To the left, the path parallels some luxury apartments for a couple of hundred yards. Then, it goes through a stile, and then there's a dirt path on the other side. You enter the abandoned warehouse/council housing/railyard zone at that point.

A floating coffee company? Count me in!

The view up the canal. A couple of hundred yards past the bridge, the canal forms a basin. At the top of the basin is a shopping center they call the Mailbox. Again, more cafes, including a delightful sushi bar that serves its fare on a conveyer belt. While the meal isn't necessarily the entertainment like Benihaha, as Homer Simpson might say, it is oddly hypnotic.

The view from inside the floating coffee company. I never got my sea legs while I was on board.

If you didn't know better, you'd think you were in London.

The city has grown on me a little. I think it's clear that there is a civic commitment to bringing the city back from what was probably a low point when manufacturing went into a tailspin. It seems like a much more manageable city than London to live in. It's probably like David Byrne wrote in "The Big Country": "I guess its healthy/I guess the air is clean?I guess those people have fun/with their neighbors and friends/Look at that kitchen/and all of that food/Look at them eat it/guess it tastes real good." And yet, I'd probably come to same conclusion Byrne came to: "I wouldn't live there if you paid me to."

Wednesday, July 05, 2006

Another Day, Another City

I'm in Birmingham right now, England's second city lovingly known as Brum. The wireless connection at this conference center is somewhat fakakta--if I buy four pounds worth of food or drink at the cafe, I get 15 minutes of access--although my wireless at the hotel is free. I was told of Birmingham's "second city" status by the bartender at the hotel last night. It's a short train ride via Chiltern or Virgin railways up to here, although I'm not sure why anybody would come here if not attending a conference (this is the reason why cities build conference centers). Downtown Birmingham reminds me of a cross between Dallas and Pittsburgh, with a little Peoria thrown in. There's a nice restored canal lined with cafes and a number of civic amenities, including a sports center where a major international indoor track meet is held each winter. Anyway, more later.

Tuesday, July 04, 2006

Tuesday Gravestoneblogging

I wonder what Jean-Paul Sartre is doing in the afterlife.

And some of the notes left on Jean-Paul Sartre and Simone de Beauvoir's grave.

Monday, July 03, 2006

Monday semiscooterblogging

America, meet your new car. It's fantastic!

When your car is this small...

... you can fit it into a lot of small parking spaces, sometimes in unorthodox ways.

Coming soon to a republic near you.

Sunday, July 02, 2006

Allez les bleus!

There's a saying: when in Rome, do as the Romans do. Well, when in France during the World Cup, say "Allez les bleus!"
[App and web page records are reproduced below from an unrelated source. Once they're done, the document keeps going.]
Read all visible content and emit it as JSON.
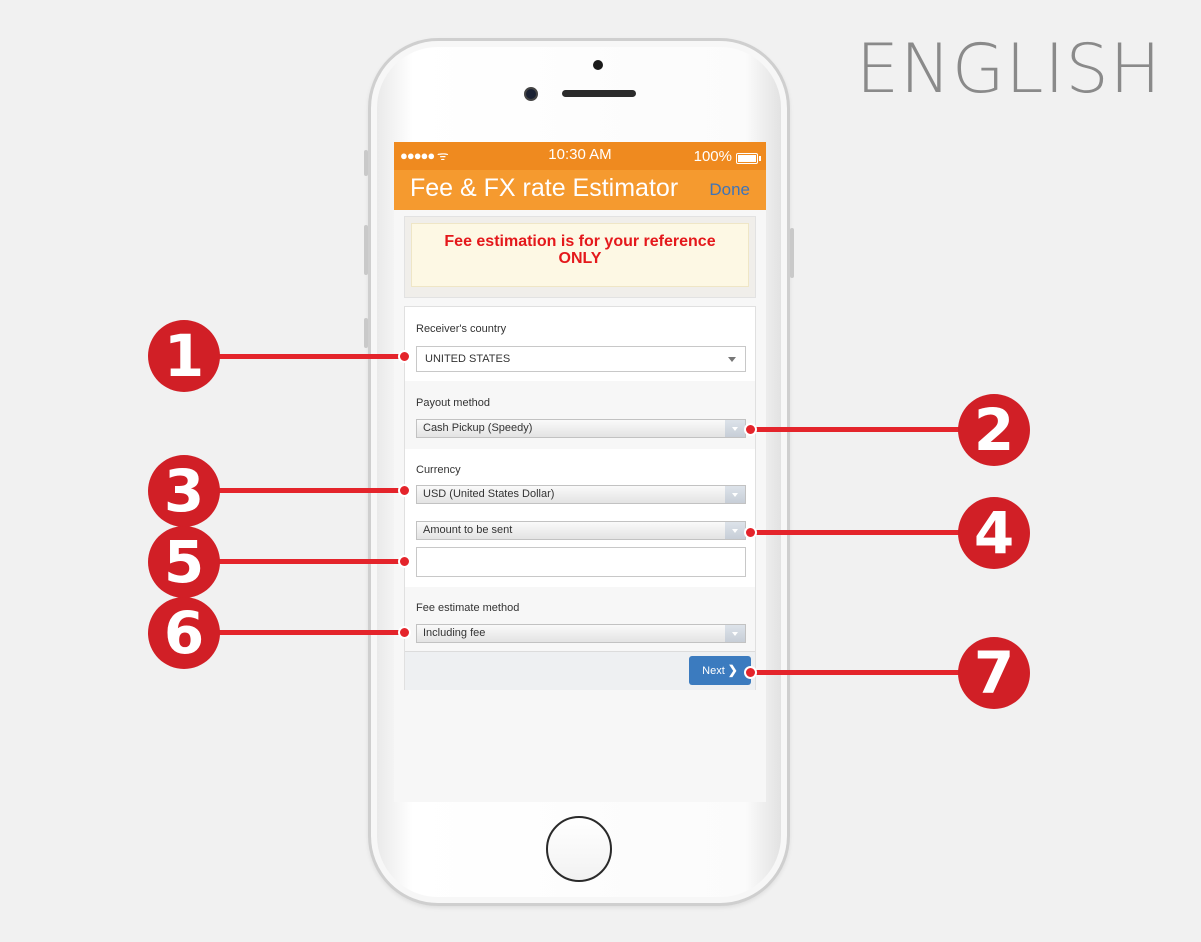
{
  "page": {
    "language_label": "ENGLISH"
  },
  "status_bar": {
    "signal": "●●●●● ᯤ",
    "time": "10:30 AM",
    "battery": "100%"
  },
  "nav": {
    "title": "Fee & FX rate Estimator",
    "done_label": "Done"
  },
  "notice": {
    "line1": "Fee estimation is for your reference",
    "line2": "ONLY"
  },
  "form": {
    "receiver_country": {
      "label": "Receiver's country",
      "value": "UNITED STATES"
    },
    "payout_method": {
      "label": "Payout method",
      "value": "Cash Pickup (Speedy)"
    },
    "currency": {
      "label": "Currency",
      "value": "USD (United States Dollar)"
    },
    "amount": {
      "type_value": "Amount to be sent",
      "value": ""
    },
    "fee_method": {
      "label": "Fee estimate method",
      "value": "Including fee"
    },
    "next_label": "Next",
    "next_icon": "chevron-right-icon"
  },
  "callouts": [
    "1",
    "2",
    "3",
    "4",
    "5",
    "6",
    "7"
  ],
  "colors": {
    "status_orange": "#ef8a1f",
    "nav_orange": "#f59a2f",
    "notice_red": "#e4181b",
    "callout_red": "#d11f26",
    "button_blue": "#3b7bbf"
  }
}
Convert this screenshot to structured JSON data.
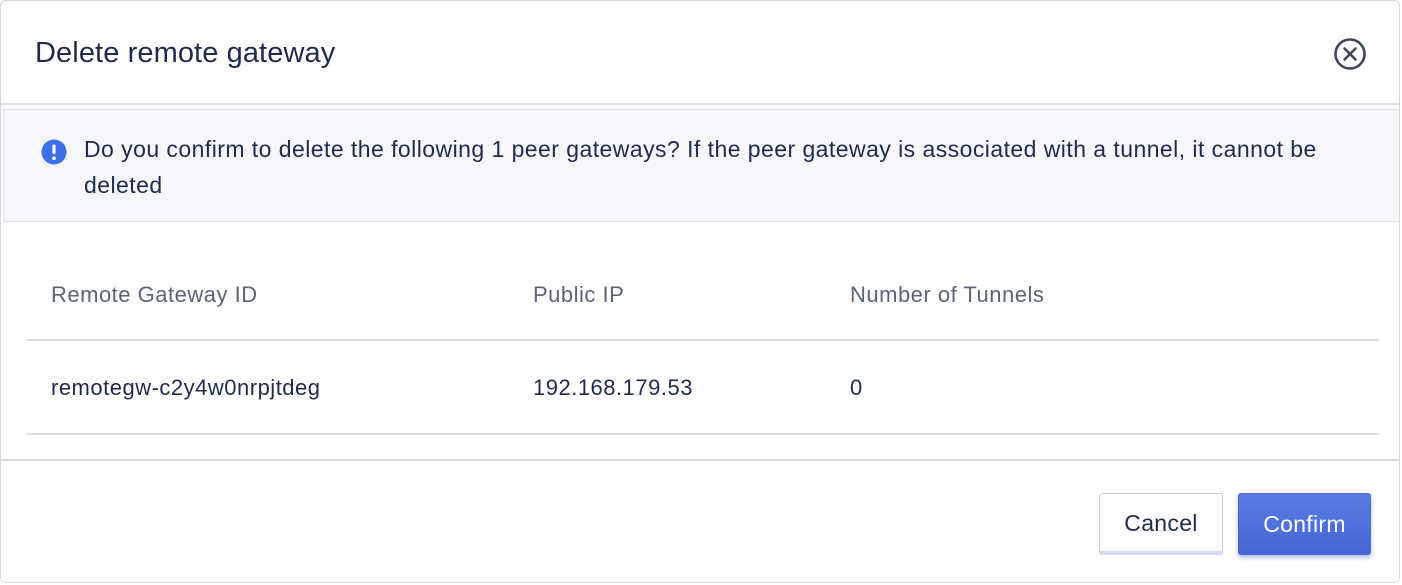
{
  "dialog": {
    "title": "Delete remote gateway",
    "close_icon": "close-circle-icon"
  },
  "alert": {
    "icon": "info-exclamation-icon",
    "accent_color": "#3b6ee8",
    "message": "Do you confirm to delete the following 1 peer gateways? If the peer gateway is associated with a tunnel, it cannot be deleted"
  },
  "table": {
    "columns": [
      "Remote Gateway ID",
      "Public IP",
      "Number of Tunnels"
    ],
    "rows": [
      [
        "remotegw-c2y4w0nrpjtdeg",
        "192.168.179.53",
        "0"
      ]
    ]
  },
  "footer": {
    "cancel_label": "Cancel",
    "confirm_label": "Confirm",
    "confirm_color": "#4c6fdb"
  }
}
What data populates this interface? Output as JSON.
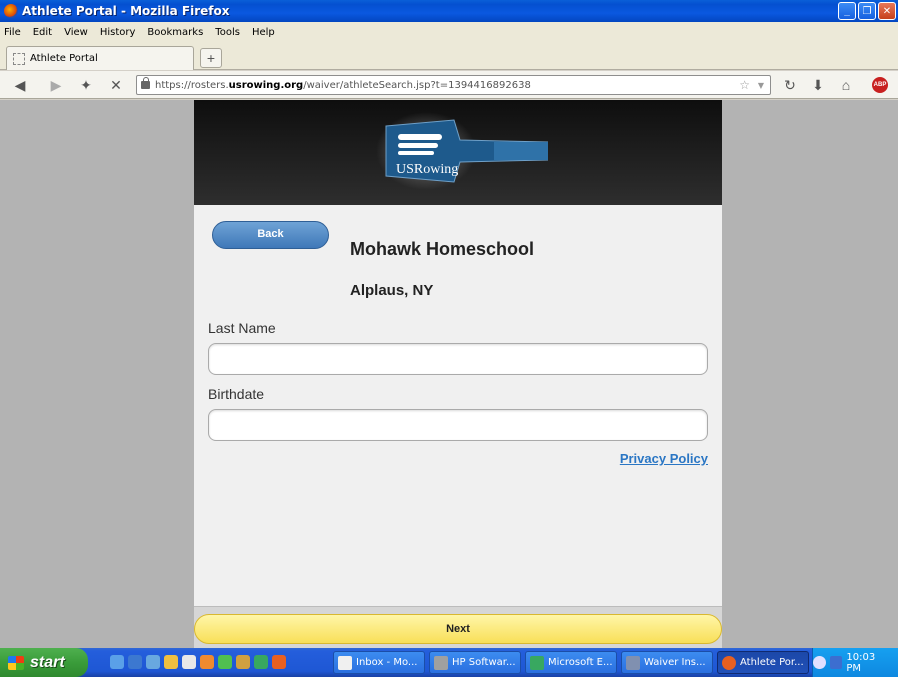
{
  "window": {
    "title": "Athlete Portal - Mozilla Firefox"
  },
  "menu": [
    "File",
    "Edit",
    "View",
    "History",
    "Bookmarks",
    "Tools",
    "Help"
  ],
  "tab": {
    "label": "Athlete Portal",
    "new_tab_label": "+"
  },
  "url": {
    "prefix": "https://rosters.",
    "domain": "usrowing.org",
    "path": "/waiver/athleteSearch.jsp?t=1394416892638"
  },
  "page": {
    "logo_text": "USRowing",
    "back_label": "Back",
    "org_name": "Mohawk Homeschool",
    "org_location": "Alplaus, NY",
    "last_name_label": "Last Name",
    "last_name_value": "",
    "birthdate_label": "Birthdate",
    "birthdate_value": "",
    "privacy_label": "Privacy Policy",
    "next_label": "Next"
  },
  "taskbar": {
    "start_label": "start",
    "tasks": [
      "Inbox - Mo...",
      "HP Softwar...",
      "Microsoft E...",
      "Waiver Ins...",
      "Athlete Por..."
    ],
    "clock": "10:03 PM"
  },
  "colors": {
    "accent": "#3f78b8",
    "next_button": "#f8df58",
    "link": "#2a76c4"
  }
}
Yes, we were in Paris on the night that France beat Brazil in the World Cup. I can still hear horns honking and police sirens, as well as the occasional shout, outside our hotel window. We watched the game in a local bar in the Montparnasse area, and shouted "Allez les bleus" which translates basically as "Go France" into some guy's cell phone along with the rest of the bar. It was certainly better than watching England lose to Portugal in London. By the way, why are there so many Portugal fans in Paris right now? Or is it just that the French were happy to see the English perish?

Saturday, July 01, 2006

Live, from Paris, an Eiffel Tower Photoblog

With special musical guests ...

... the Pixies.

Pioneer of aerodynamics
(Little Eiffel, Little Eiffel)

They thought he was a real Smart Alec
(Little Eiffel, Little Eiffel)

He thought it big and they called it a phallic
(Little Eiffel, Little Eiffel)

They didn't know he was panoramic

Little Eiffel stands in the archway

Keeping low doesn't make no sense